Excerpts from an interface dataset:

────────────────────────────────────────

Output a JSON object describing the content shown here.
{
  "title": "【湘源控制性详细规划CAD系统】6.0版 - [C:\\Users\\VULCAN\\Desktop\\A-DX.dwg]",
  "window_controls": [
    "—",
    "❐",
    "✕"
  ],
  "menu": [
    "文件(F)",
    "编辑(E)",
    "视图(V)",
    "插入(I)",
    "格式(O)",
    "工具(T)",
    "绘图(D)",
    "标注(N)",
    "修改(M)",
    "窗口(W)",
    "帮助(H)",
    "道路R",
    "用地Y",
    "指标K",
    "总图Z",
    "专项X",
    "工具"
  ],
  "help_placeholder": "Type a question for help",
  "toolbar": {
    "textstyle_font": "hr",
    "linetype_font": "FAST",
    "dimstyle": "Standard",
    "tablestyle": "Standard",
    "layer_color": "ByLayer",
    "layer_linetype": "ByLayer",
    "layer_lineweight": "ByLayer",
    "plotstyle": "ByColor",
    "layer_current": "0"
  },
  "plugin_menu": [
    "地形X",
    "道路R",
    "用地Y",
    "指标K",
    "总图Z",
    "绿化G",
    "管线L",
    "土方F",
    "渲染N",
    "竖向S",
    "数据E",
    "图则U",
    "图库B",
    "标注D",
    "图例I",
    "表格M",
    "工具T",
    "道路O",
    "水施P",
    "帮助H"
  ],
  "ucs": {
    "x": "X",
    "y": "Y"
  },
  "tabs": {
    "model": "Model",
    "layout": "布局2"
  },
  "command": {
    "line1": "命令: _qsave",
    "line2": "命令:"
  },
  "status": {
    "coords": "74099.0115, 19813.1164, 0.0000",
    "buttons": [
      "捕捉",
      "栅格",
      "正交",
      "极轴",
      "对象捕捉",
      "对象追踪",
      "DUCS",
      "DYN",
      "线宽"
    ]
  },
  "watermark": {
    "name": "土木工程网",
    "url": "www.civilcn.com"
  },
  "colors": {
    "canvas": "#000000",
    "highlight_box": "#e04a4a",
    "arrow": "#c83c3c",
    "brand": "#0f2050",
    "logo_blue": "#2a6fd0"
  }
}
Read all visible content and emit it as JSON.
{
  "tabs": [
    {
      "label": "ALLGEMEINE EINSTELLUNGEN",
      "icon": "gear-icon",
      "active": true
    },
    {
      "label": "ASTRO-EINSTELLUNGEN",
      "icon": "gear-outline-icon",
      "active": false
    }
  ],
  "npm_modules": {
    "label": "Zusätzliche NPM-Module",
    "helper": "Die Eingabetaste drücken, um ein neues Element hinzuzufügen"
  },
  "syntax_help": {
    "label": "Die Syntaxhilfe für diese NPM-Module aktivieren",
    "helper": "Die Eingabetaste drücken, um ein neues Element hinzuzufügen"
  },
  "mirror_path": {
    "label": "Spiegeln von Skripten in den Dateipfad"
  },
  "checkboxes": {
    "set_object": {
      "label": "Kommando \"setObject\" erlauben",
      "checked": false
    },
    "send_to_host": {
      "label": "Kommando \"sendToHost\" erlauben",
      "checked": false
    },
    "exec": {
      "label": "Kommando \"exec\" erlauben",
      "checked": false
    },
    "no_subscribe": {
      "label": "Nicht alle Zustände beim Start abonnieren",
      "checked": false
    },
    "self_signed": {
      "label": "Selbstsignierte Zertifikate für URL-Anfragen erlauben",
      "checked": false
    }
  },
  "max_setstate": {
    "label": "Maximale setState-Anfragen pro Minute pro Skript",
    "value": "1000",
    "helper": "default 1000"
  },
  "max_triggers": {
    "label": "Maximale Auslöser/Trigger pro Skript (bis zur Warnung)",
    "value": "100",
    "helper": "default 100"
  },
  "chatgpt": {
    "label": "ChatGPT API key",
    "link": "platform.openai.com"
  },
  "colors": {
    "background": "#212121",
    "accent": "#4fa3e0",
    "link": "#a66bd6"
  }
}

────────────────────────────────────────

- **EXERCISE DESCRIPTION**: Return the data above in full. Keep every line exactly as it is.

- **TASK SOLUTION**:
Output a JSON object describing the content shown here.
{
  "title": "【湘源控制性详细规划CAD系统】6.0版 - [C:\\Users\\VULCAN\\Desktop\\A-DX.dwg]",
  "window_controls": [
    "—",
    "❐",
    "✕"
  ],
  "menu": [
    "文件(F)",
    "编辑(E)",
    "视图(V)",
    "插入(I)",
    "格式(O)",
    "工具(T)",
    "绘图(D)",
    "标注(N)",
    "修改(M)",
    "窗口(W)",
    "帮助(H)",
    "道路R",
    "用地Y",
    "指标K",
    "总图Z",
    "专项X",
    "工具"
  ],
  "help_placeholder": "Type a question for help",
  "toolbar": {
    "textstyle_font": "hr",
    "linetype_font": "FAST",
    "dimstyle": "Standard",
    "tablestyle": "Standard",
    "layer_color": "ByLayer",
    "layer_linetype": "ByLayer",
    "layer_lineweight": "ByLayer",
    "plotstyle": "ByColor",
    "layer_current": "0"
  },
  "plugin_menu": [
    "地形X",
    "道路R",
    "用地Y",
    "指标K",
    "总图Z",
    "绿化G",
    "管线L",
    "土方F",
    "渲染N",
    "竖向S",
    "数据E",
    "图则U",
    "图库B",
    "标注D",
    "图例I",
    "表格M",
    "工具T",
    "道路O",
    "水施P",
    "帮助H"
  ],
  "ucs": {
    "x": "X",
    "y": "Y"
  },
  "tabs": {
    "model": "Model",
    "layout": "布局2"
  },
  "command": {
    "line1": "命令: _qsave",
    "line2": "命令:"
  },
  "status": {
    "coords": "74099.0115, 19813.1164, 0.0000",
    "buttons": [
      "捕捉",
      "栅格",
      "正交",
      "极轴",
      "对象捕捉",
      "对象追踪",
      "DUCS",
      "DYN",
      "线宽"
    ]
  },
  "watermark": {
    "name": "土木工程网",
    "url": "www.civilcn.com"
  },
  "colors": {
    "canvas": "#000000",
    "highlight_box": "#e04a4a",
    "arrow": "#c83c3c",
    "brand": "#0f2050",
    "logo_blue": "#2a6fd0"
  }
}
Read all visible content and emit it as JSON.
{
  "tabs": [
    {
      "label": "ALLGEMEINE EINSTELLUNGEN",
      "icon": "gear-icon",
      "active": true
    },
    {
      "label": "ASTRO-EINSTELLUNGEN",
      "icon": "gear-outline-icon",
      "active": false
    }
  ],
  "npm_modules": {
    "label": "Zusätzliche NPM-Module",
    "helper": "Die Eingabetaste drücken, um ein neues Element hinzuzufügen"
  },
  "syntax_help": {
    "label": "Die Syntaxhilfe für diese NPM-Module aktivieren",
    "helper": "Die Eingabetaste drücken, um ein neues Element hinzuzufügen"
  },
  "mirror_path": {
    "label": "Spiegeln von Skripten in den Dateipfad"
  },
  "checkboxes": {
    "set_object": {
      "label": "Kommando \"setObject\" erlauben",
      "checked": false
    },
    "send_to_host": {
      "label": "Kommando \"sendToHost\" erlauben",
      "checked": false
    },
    "exec": {
      "label": "Kommando \"exec\" erlauben",
      "checked": false
    },
    "no_subscribe": {
      "label": "Nicht alle Zustände beim Start abonnieren",
      "checked": false
    },
    "self_signed": {
      "label": "Selbstsignierte Zertifikate für URL-Anfragen erlauben",
      "checked": false
    }
  },
  "max_setstate": {
    "label": "Maximale setState-Anfragen pro Minute pro Skript",
    "value": "1000",
    "helper": "default 1000"
  },
  "max_triggers": {
    "label": "Maximale Auslöser/Trigger pro Skript (bis zur Warnung)",
    "value": "100",
    "helper": "default 100"
  },
  "chatgpt": {
    "label": "ChatGPT API key",
    "link": "platform.openai.com"
  },
  "colors": {
    "background": "#212121",
    "accent": "#4fa3e0",
    "link": "#a66bd6"
  }
}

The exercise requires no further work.